A R10 billion market sector employing up to 70 000 people. These are statistics one expects of a rapidly growing segment of the formal economy. But perhaps surprisingly, they relate to the humble township street food staple, the Kota, and hold significant potential for producers of the many ingredients used in these quintessentially South African meals. Dairy giant Parmalat has not only devised an innovative way to tap into this market, but to nurture unparalleled brand loyalty among Kota sellers too.

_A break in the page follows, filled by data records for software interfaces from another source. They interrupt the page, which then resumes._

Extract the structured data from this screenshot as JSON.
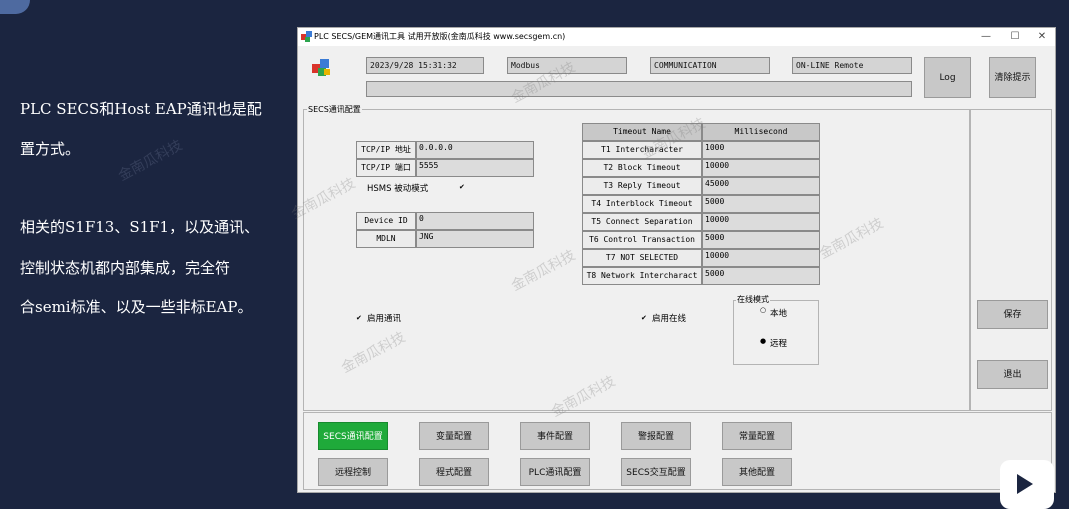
{
  "slide": {
    "lines": [
      "PLC SECS和Host EAP通讯也是配",
      "置方式。",
      "相关的S1F13、S1F1，以及通讯、",
      "控制状态机都内部集成，完全符",
      "合semi标准、以及一些非标EAP。"
    ]
  },
  "window": {
    "title": "PLC SECS/GEM通讯工具 试用开放版(金南瓜科技 www.secsgem.cn)",
    "buttons": {
      "minimize": "—",
      "maximize": "☐",
      "close": "✕"
    }
  },
  "status": {
    "datetime": "2023/9/28 15:31:32",
    "protocol": "Modbus",
    "comm_state": "COMMUNICATION",
    "control_state": "ON-LINE Remote",
    "message": ""
  },
  "toolbar": {
    "log": "Log",
    "clear": "清除提示"
  },
  "secs": {
    "group_label": "SECS通讯配置",
    "tcp_ip_label": "TCP/IP 地址",
    "tcp_ip_value": "0.0.0.0",
    "tcp_port_label": "TCP/IP 端口",
    "tcp_port_value": "5555",
    "hsms_passive_label": "HSMS 被动模式",
    "hsms_passive_checked": true,
    "device_id_label": "Device ID",
    "device_id_value": "0",
    "mdln_label": "MDLN",
    "mdln_value": "JNG",
    "enable_comm_label": "启用通讯",
    "enable_comm_checked": true,
    "enable_online_label": "启用在线",
    "enable_online_checked": true,
    "online_mode": {
      "label": "在线模式",
      "options": [
        "本地",
        "远程"
      ],
      "selected": "远程"
    },
    "timeouts": {
      "headers": [
        "Timeout Name",
        "Millisecond"
      ],
      "rows": [
        {
          "name": "T1 Intercharacter",
          "value": "1000"
        },
        {
          "name": "T2 Block Timeout",
          "value": "10000"
        },
        {
          "name": "T3 Reply Timeout",
          "value": "45000"
        },
        {
          "name": "T4 Interblock Timeout",
          "value": "5000"
        },
        {
          "name": "T5 Connect Separation",
          "value": "10000"
        },
        {
          "name": "T6 Control Transaction",
          "value": "5000"
        },
        {
          "name": "T7 NOT SELECTED",
          "value": "10000"
        },
        {
          "name": "T8 Network Intercharact",
          "value": "5000"
        }
      ]
    }
  },
  "side_buttons": {
    "save": "保存",
    "exit": "退出"
  },
  "nav": {
    "row1": [
      "SECS通讯配置",
      "变量配置",
      "事件配置",
      "警报配置",
      "常量配置"
    ],
    "row2": [
      "远程控制",
      "程式配置",
      "PLC通讯配置",
      "SECS交互配置",
      "其他配置"
    ],
    "active": "SECS通讯配置"
  },
  "watermark": "金南瓜科技",
  "colors": {
    "active_nav": "#1faa3a",
    "background": "#1b2540"
  }
}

Similar to a bunny chow, the Kota comprises a hollowed-out quarter-loaf of bread filled with various ingredients, including hot chips, polony, Russian sausages, egg and cheese. It was the cheese that presented the window of opportunity for Parmalat, and that resulted in it unexpectedly supplying a premium product – individually wrapped and branded single cheese slices – to informal fast food and retail outlets in townships across the country.
That move now sees Parmalat leading the Kota market as the preferred single cheese slice provider – no mean feat considering it is estimated that 200 million cheese slices are consumed in SA every year, equating to 15 cheese slices sold per second every day, in a market (cheese slices) valued at R1 billion a year.
This market position has yielded significant returns for the company. However, it wasn’t this exponential growth that captured the attention of the dairy market leader, but rather the opportunity to support these informal businesses in such a way that their businesses would flourish as a result.
“It was this thinking that gave rise to the Parmalat Phuma Phambili programme in 2015. We consider small businesses to be the economic heartbeat of South Africa, and believe they need all the help they can get to not just survive, but thrive. We soon realised that beyond just selling our products to township fast food and retail outlets, we could actually add value to their businesses by helping them become more sustainable and creators of much-needed local employment,” explains Parmalat CEO, Paul Verhaak.
The programme aims to support and promote small businesses in the informal market; work with emerging fast food and retail businesses as a business enabler; and give these township start-ups a much-needed competitive advantage. The Parmalat Phuma Phambili programme was conceptualised by GG Alcock, CEO of Minanawe Marketing, whose strong consumer insights and in-depth understanding of townships enabled him to recognise the potential of Kota’s in this invisible matrix at the heart of South Africa’s informal economies.
To participate, Kota-producing outlets must register their businesses in the programme; buy and use Parmalat Cheese Slices in their Kotas; and then monitor and track their sales as a result of using South Africa’s No. 1 cheese slice in their meals.